Did I start out hard? Yep. BioWare has such a grip on the market that starting out hard is necessary. And it’s not going to get a whole lot easier yet.
The gameplay was, well… amusing. If there’s one thing I’ve complained a lot about in Mass Effect, it’s the fact that combat was a glorified version of whack-a-mole. You heard me. We sit behind a bench, wait for the gunfire to calm down a little, stand up, wait for them to pop their heads up, spray a round, and drop back behind our shelter. This is 60% of the game. Oh yeah, and our guns create their own ammo, but somehow (in Mass Effect 2 and 3) they run out of it. BioWare liked to explain it by saying that we actually have to replace the heat pack in our guns, and we collect heat packs to replenish ammo, but hey – what if we only fire one bullet every ten minutes? How are our guns heating up so badly? I’m not against the idea of having players try options other than guns, but in whack-a-mole combat, melee fighting is completely out of the picture. Seriously. Also, the movement limitations were sad. Mass Effect played out in a beautiful sci-fi setting, but all we can do is kind of walk, kind of sprint, and kind of dodge. No jumping, no extra pathing (unless it was scripted), no swimming through void in zero gravity. Mass Effect 1 had an issue with repetitive planet surface scenarios (land, drive, drive, drive, get out, clean up enemies), but rather than improve on this element, Mass Effect 2 and 3 completely removed it. We could scan the planets, but that was it. No beautiful landscape view, just a planet on a screen.
Relationships. This was almost the only reason Mass Effect was rated M, and yet it was brutally mechanical. A relationship is so much more than just following someone around with your tongue out until they turn around and say “let’s do it”. The relationships in this game reminded me of Harvest Moon DS. Just find the flower the girl of your dreams enjoys most (or, if you want to save money, a trinket from the mines you can dig up on the top level) and keep handing stacks and stacks of them to her until she starts blushing. Fantastic representation of reality. Works every time. Oh, but then you have to go save lots of pixies (by a lot, I mean more than a hundred) one at a time before you can proceed. Mass Effect made relationships a lot simpler.
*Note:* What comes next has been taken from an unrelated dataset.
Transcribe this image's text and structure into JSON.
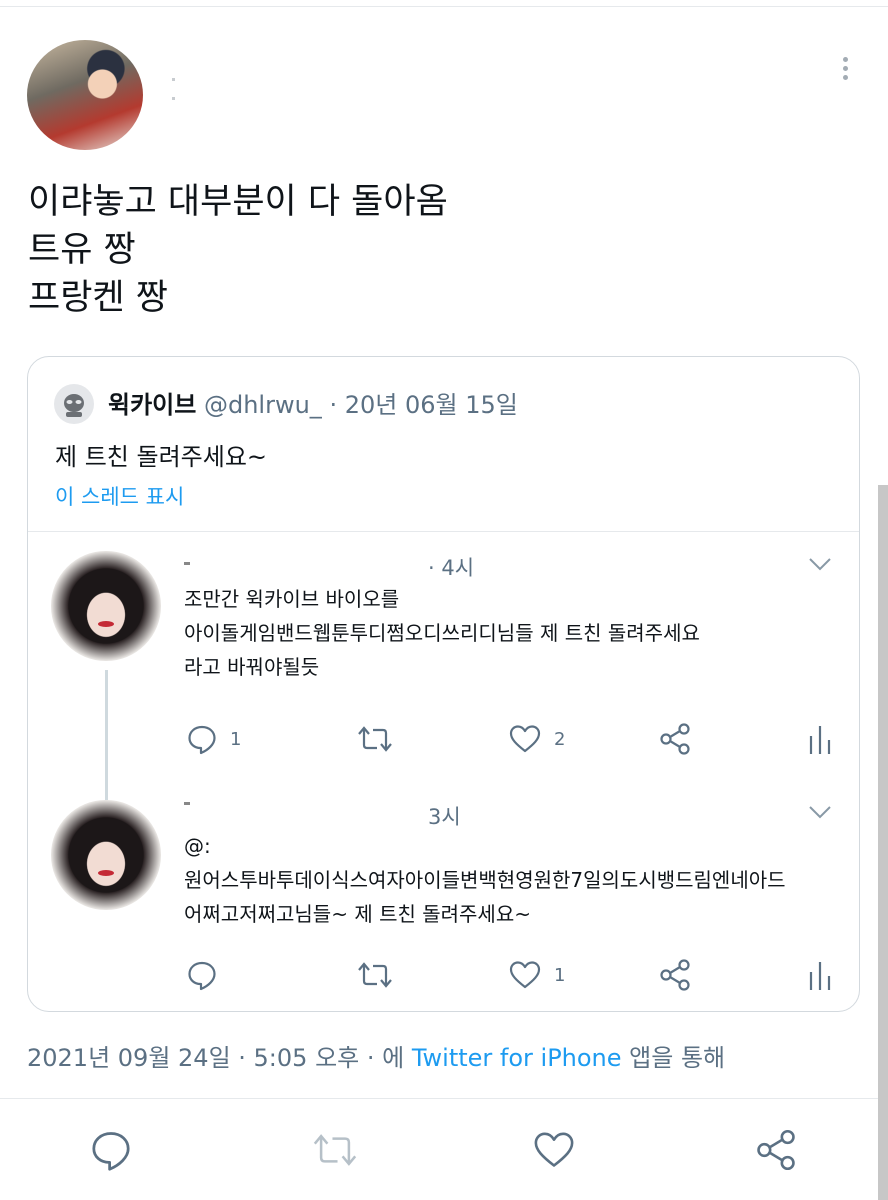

Just keep clicking the dialogue option that says “I want you”. Takes about three conversations.
Yep, that was harsh. But Mass Effect wasn’t all bad.
The scenery in Mass Effect was gorgeous. Much of the game was set on planet surfaces, where we got to see aliens, awesome panoramas, spaceshipwrecks, secret labs, ruined monasteries, and much more. It was (as I already said) gorgeous. The textures were done well. The game’s musical score complemented the setting perfectly. Haunting, beautiful melodies. Sci-fi electronic tracks. Songs that seemed to complement the very stars in the sky. But was it too little too late?
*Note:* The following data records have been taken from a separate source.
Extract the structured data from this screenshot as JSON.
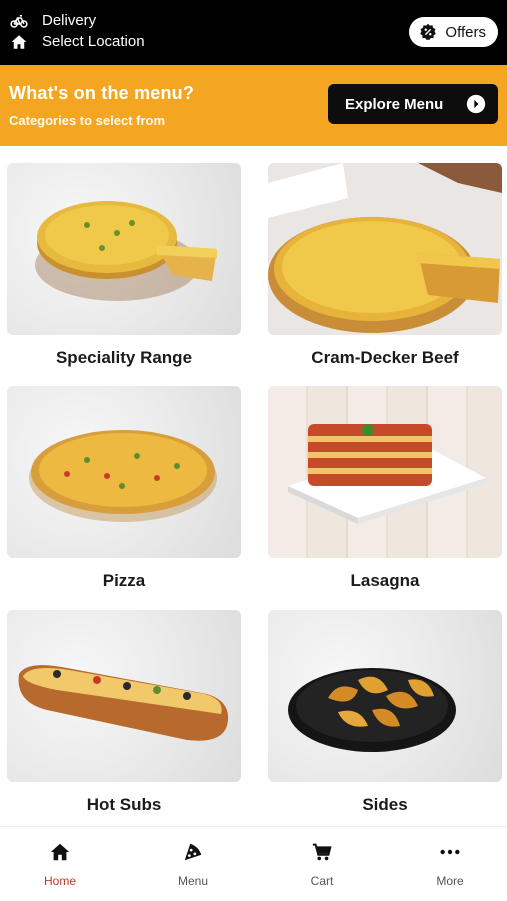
{
  "header": {
    "delivery_label": "Delivery",
    "location_label": "Select Location",
    "offers_label": "Offers"
  },
  "banner": {
    "title": "What's on the menu?",
    "subtitle": "Categories to select from",
    "explore_label": "Explore Menu"
  },
  "categories": [
    {
      "label": "Speciality Range"
    },
    {
      "label": "Cram-Decker Beef"
    },
    {
      "label": "Pizza"
    },
    {
      "label": "Lasagna"
    },
    {
      "label": "Hot Subs"
    },
    {
      "label": "Sides"
    }
  ],
  "nav": [
    {
      "label": "Home"
    },
    {
      "label": "Menu"
    },
    {
      "label": "Cart"
    },
    {
      "label": "More"
    }
  ],
  "colors": {
    "accent": "#f4a623",
    "active_nav": "#c0392b",
    "topbar": "#000000"
  }
}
In conclusion, Mass Effect was beautiful. But while aesthetics alone may suit drawings or movies, a game needs much, much more. The cultures and characters you encounter make for an interesting game. The story and gameplay strip that away a little bit, but if you are looking for a game purely because you love sci-fi settings and music, definitely go for it. If you are hunting for intuitive gameplay and love a good story, don’t play it.
Overall layout of the game:
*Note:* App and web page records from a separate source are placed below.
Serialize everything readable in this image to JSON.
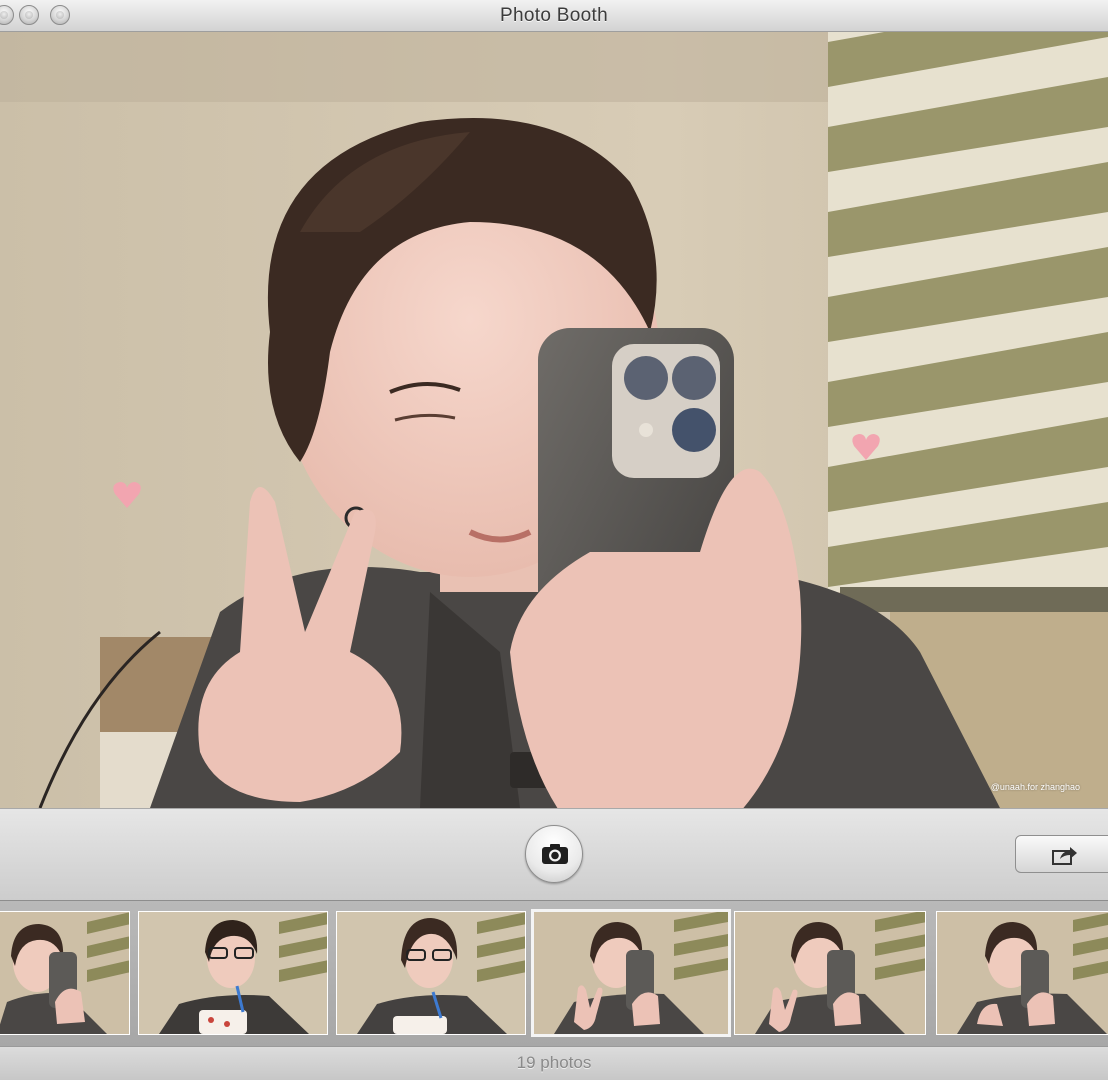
{
  "window": {
    "title": "Photo Booth",
    "buttons": [
      "close-button",
      "minimize-button",
      "zoom-button"
    ]
  },
  "viewport": {
    "watermark": "@unaah.for zhanghao",
    "decorations": [
      "heart-icon",
      "heart-icon"
    ]
  },
  "toolbar": {
    "shutter_icon": "camera-icon",
    "share_icon": "share-icon"
  },
  "filmstrip": {
    "thumbnails": [
      {
        "pose": "phone-selfie"
      },
      {
        "pose": "glasses-cup"
      },
      {
        "pose": "glasses-cup"
      },
      {
        "pose": "peace-sign-phone",
        "selected": true
      },
      {
        "pose": "peace-sign-phone"
      },
      {
        "pose": "phone-selfie"
      }
    ]
  },
  "status": {
    "photo_count": "19 photos"
  }
}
30%: spontaneous, genocidal choices
5%: robotic, Harvest Moon relationships
5%: other (galaxy map travel, upgrading weapons, complaining about lack of ammo)
- Smooth combat control
- Science fiction locations and people in a fascinating setting
- Beautiful galaxy views and scenery
- Haunting-yet-charming musical scores
- Decent optimization for PC
- Repetitive, whack-a-mole combat
- Extremely limited movement, no zero-gravity moments
- Trainwreck ending